▶ **RECORDS SHOWN**:
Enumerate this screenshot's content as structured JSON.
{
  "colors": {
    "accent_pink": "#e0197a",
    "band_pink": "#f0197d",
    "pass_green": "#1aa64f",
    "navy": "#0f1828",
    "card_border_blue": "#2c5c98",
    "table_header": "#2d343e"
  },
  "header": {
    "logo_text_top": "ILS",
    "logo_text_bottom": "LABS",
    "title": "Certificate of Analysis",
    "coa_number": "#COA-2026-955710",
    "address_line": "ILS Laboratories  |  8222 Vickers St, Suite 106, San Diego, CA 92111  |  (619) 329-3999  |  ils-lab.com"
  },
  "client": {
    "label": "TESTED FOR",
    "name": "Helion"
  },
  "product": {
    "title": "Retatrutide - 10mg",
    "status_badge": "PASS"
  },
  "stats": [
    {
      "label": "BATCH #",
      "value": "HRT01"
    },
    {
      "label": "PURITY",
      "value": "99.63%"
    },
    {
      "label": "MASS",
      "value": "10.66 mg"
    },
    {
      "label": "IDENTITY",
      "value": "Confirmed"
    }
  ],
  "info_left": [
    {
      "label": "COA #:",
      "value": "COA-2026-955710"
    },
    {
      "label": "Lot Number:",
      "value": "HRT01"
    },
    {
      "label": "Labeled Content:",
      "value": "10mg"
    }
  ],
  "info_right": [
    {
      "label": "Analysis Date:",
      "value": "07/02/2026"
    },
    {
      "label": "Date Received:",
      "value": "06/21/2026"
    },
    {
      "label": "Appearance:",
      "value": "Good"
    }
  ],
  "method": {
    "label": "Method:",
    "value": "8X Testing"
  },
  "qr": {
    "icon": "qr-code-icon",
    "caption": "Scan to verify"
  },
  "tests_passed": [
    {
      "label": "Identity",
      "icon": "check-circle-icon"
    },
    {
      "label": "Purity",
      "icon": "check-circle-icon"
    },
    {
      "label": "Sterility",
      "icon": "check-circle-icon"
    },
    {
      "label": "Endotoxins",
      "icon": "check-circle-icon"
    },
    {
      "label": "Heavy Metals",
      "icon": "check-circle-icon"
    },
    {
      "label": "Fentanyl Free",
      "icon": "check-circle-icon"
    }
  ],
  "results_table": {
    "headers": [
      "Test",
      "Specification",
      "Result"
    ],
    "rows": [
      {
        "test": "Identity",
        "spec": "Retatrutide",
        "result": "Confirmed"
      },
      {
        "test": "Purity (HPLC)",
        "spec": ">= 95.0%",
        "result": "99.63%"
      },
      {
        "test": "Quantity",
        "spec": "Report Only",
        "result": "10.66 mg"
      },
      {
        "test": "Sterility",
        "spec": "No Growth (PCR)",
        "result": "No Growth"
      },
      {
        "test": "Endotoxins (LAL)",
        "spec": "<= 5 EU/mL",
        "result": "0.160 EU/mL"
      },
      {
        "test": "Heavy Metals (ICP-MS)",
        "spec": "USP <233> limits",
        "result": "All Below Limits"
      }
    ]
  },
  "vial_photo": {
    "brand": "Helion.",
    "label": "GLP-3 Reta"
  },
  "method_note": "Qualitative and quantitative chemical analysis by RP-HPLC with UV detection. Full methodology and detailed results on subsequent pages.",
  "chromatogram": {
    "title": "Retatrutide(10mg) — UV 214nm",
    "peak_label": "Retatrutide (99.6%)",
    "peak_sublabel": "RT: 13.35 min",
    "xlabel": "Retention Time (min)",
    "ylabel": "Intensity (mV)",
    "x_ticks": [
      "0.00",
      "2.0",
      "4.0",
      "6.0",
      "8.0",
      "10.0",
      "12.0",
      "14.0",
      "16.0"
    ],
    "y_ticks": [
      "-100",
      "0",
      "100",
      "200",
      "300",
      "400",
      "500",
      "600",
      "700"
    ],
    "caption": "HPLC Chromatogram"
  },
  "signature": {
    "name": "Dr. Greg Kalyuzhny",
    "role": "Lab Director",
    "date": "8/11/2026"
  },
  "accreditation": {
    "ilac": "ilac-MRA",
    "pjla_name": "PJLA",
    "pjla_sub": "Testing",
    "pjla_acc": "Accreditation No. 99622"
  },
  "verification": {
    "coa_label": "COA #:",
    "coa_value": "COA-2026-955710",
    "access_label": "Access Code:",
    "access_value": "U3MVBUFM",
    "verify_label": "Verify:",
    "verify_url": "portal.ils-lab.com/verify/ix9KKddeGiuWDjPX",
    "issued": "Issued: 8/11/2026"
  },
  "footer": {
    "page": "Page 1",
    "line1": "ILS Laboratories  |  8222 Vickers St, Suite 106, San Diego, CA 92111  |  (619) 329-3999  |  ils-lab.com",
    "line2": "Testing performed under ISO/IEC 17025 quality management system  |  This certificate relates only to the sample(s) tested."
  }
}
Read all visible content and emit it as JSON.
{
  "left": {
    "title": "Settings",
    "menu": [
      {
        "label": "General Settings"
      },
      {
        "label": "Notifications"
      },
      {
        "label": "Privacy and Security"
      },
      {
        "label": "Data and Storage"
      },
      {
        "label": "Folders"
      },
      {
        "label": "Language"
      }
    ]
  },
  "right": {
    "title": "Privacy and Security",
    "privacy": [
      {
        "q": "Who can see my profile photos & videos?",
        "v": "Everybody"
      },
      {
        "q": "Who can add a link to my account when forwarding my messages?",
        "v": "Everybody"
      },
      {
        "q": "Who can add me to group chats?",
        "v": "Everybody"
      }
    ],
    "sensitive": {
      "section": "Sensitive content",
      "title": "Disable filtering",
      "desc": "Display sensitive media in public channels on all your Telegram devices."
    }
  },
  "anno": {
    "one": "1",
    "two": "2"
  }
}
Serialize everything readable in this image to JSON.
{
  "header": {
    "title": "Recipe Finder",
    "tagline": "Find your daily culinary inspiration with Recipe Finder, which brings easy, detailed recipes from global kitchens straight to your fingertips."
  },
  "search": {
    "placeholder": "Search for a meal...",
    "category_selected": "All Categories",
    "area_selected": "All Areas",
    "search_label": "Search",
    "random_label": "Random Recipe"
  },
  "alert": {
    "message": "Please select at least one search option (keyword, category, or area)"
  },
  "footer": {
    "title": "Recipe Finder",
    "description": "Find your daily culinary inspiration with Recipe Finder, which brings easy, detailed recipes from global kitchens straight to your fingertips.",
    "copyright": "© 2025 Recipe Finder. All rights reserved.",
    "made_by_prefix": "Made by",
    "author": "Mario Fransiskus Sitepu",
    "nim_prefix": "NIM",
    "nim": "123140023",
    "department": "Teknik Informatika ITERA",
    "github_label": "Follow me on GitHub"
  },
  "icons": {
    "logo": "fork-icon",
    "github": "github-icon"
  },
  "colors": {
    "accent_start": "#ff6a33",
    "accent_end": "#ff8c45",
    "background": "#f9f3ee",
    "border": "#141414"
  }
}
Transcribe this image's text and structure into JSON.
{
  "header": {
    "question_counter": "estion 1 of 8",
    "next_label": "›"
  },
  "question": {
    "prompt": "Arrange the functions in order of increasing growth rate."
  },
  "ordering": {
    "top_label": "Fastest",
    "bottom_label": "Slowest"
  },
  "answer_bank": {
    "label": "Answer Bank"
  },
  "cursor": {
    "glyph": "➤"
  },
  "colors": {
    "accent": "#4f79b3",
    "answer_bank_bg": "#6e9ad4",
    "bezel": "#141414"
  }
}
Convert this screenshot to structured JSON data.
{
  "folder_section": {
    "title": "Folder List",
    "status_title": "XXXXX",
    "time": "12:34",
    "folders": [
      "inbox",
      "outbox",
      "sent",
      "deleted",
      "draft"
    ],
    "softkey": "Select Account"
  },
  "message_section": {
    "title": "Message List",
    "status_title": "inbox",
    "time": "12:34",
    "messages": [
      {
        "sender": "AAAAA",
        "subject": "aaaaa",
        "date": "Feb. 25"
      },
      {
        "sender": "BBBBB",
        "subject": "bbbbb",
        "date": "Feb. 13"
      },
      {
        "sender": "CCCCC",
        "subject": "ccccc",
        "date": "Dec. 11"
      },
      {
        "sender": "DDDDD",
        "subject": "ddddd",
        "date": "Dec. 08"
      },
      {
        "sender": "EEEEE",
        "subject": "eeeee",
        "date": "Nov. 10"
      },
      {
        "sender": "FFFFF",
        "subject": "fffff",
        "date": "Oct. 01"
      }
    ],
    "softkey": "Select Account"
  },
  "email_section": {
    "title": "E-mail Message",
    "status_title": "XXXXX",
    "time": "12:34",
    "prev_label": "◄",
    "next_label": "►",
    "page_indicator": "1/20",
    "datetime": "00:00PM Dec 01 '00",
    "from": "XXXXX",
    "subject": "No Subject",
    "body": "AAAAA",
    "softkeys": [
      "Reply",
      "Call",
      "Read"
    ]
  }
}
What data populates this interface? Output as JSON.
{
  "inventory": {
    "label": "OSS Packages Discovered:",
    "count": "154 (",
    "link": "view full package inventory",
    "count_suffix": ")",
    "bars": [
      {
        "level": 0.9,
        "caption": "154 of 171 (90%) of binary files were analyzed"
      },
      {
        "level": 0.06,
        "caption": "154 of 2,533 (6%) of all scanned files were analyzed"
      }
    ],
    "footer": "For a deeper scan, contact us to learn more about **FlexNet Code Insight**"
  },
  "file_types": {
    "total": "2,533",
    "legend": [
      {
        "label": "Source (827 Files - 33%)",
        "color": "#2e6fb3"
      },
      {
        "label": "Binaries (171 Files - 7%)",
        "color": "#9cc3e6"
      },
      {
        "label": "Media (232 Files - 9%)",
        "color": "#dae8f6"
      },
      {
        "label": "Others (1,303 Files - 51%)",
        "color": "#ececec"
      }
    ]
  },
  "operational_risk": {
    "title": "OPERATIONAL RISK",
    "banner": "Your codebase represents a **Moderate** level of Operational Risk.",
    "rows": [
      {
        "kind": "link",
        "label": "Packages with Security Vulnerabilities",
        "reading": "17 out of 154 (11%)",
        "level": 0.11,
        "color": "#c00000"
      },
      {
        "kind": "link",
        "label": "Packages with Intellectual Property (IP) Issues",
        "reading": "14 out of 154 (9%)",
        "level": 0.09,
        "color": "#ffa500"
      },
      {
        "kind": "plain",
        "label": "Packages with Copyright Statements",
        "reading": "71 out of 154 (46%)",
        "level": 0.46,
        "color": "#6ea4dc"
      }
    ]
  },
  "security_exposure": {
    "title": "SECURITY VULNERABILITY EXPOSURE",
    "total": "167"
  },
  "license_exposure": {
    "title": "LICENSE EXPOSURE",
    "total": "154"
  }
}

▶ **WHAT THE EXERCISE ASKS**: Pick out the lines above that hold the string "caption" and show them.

▶ **WORKED SOLUTION**:
    "caption": "Scan to verify"
    "caption": "HPLC Chromatogram"
        "caption": "154 of 171 (90%) of binary files were analyzed"
        "caption": "154 of 2,533 (6%) of all scanned files were analyzed"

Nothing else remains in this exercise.